Earlier this year I was somewhat intrigued to receive a call from Maurice Hayes and Colin Henderson to join them at Maurice's pub in Papakura to have a look at a video they had taken recently in South Africa. I was even more surprised to see that the video was of an aircraft type that I had seen occasionally flying the UK warbird circuit, but knew little about - the ME-108 Taifun.
I even became quite excited when Colin advised me that they had purchased the aircraft and that it would be here in time for Warbirds Over Wanaka 1996.
Read more about Trevor Blands comments on the ME-108 Taifun.
Issue 10 ( 1996 #3 July - September )
Australia's B-24 Miracle
Ellen Grace Chellingworth - Aviatrix
Flying the Yak-3M
Tang's Thai Texan
Warbirds Over Wanaka
The Dogs of War - L-19
North Shore Airshow
When Japan appreared likely to invade Australia during 1942 the United States threw in its heaviest flying metal. Enter the Liberator - officially known as the B-24. Well over 40 years since Australia retired its last Liberator, a World War II memorial example is being privately built there.
The significance of what is happening is not generally known. This is that Australias B-24 project is easily one of the biggest warbird rebuilds ever tackled anywhere in the world. After its planned completion within the next few years the aircraft will be offered to an accredited Australian museum for public display.
Issue 9 ( 1996 #2 April - June )
The Return of Miss Sandgate
The Wooden Wonder
Panama Jacks Aircraft Restoration
Deja Vu (Sam Picture 50 years on)
Cavanaugh Flight Museum - Texas
So You Want To Get Into An Aeroplane
Harvards in South Africa
Graham Orphan discusses the unique wooden design of this classic wartime bomber and its inevitable decline, which until now was considered irrevocable.
Aucklander Glyn Powell is giving new hope for life to remaining Mosquitos worldwide. He has succeeded in producing the massive and complex fuselage moulds which have hitherto daunted restorers and procluded the building of replacement Mosquito fuselages.
If Glyn's test fuselage passes with flying colours, projects around the world will suddenly become viable restorations.
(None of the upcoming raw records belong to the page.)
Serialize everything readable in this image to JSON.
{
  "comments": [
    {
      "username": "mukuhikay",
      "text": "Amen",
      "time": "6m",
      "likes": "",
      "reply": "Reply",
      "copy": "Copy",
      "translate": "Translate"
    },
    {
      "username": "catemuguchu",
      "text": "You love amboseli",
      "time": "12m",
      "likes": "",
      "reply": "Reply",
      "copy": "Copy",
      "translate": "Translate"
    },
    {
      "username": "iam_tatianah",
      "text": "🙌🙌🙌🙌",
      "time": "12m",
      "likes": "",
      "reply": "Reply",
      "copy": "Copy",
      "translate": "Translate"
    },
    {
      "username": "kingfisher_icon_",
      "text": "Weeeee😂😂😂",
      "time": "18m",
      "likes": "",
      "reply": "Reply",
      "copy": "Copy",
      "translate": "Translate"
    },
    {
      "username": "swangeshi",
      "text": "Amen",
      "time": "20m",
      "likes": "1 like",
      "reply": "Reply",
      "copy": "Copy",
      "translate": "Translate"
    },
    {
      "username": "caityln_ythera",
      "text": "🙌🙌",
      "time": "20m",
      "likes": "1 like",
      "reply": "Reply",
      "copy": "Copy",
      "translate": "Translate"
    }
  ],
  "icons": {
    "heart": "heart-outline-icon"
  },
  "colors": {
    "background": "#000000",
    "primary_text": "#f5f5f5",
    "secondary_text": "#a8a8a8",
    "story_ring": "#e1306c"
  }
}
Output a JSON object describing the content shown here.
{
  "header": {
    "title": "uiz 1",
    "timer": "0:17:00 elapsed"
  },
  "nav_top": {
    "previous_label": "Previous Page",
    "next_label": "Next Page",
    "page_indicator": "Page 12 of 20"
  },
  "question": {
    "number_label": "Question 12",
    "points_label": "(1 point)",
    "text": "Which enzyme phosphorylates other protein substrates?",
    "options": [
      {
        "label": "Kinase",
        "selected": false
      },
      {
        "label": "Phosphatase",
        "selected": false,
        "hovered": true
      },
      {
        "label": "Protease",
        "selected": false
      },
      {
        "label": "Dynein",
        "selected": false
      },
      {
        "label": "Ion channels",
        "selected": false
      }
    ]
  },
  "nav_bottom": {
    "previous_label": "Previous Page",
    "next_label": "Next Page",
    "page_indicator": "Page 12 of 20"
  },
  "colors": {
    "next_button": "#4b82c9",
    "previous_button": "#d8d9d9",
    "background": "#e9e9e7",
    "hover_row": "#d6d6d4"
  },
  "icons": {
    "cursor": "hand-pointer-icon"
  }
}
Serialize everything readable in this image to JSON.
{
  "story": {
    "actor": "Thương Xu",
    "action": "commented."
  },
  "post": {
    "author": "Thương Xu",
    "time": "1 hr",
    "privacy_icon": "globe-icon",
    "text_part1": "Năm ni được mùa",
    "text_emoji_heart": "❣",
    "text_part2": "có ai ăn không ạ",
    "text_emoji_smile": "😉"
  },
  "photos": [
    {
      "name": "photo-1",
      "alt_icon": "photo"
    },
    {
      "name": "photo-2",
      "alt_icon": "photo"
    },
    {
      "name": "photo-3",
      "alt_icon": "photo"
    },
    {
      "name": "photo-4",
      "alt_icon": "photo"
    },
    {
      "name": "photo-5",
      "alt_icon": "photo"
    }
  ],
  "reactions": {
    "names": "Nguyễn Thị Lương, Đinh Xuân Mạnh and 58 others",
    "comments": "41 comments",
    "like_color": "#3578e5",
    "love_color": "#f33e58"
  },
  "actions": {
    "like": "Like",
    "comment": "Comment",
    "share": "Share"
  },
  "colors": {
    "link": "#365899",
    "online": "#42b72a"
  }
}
Issue 8 ( 1996 #1 January - March )
Equine Excellence - The P-51 Mustang
Mustang Survivors Downunder
A Stag Returns
Santa Monica Museum of Flying
The Flying Flea
Flying the Beast (The Stearman)
n the previous article mention is made of the three CAC built Mustangs which have been flying in Australia over the past decade or so. We've been privileged to witness these aeroplanes being displayed at airshows right up and down the East Coast of Australia.
Considering the period over which this number of operational machines has remained constant it is interesting to reflect on the fact that to date 19 different Australian Mustangs have been allocated civillian call signs, and this doesnt include the ones based over in New Zealand, five at last count.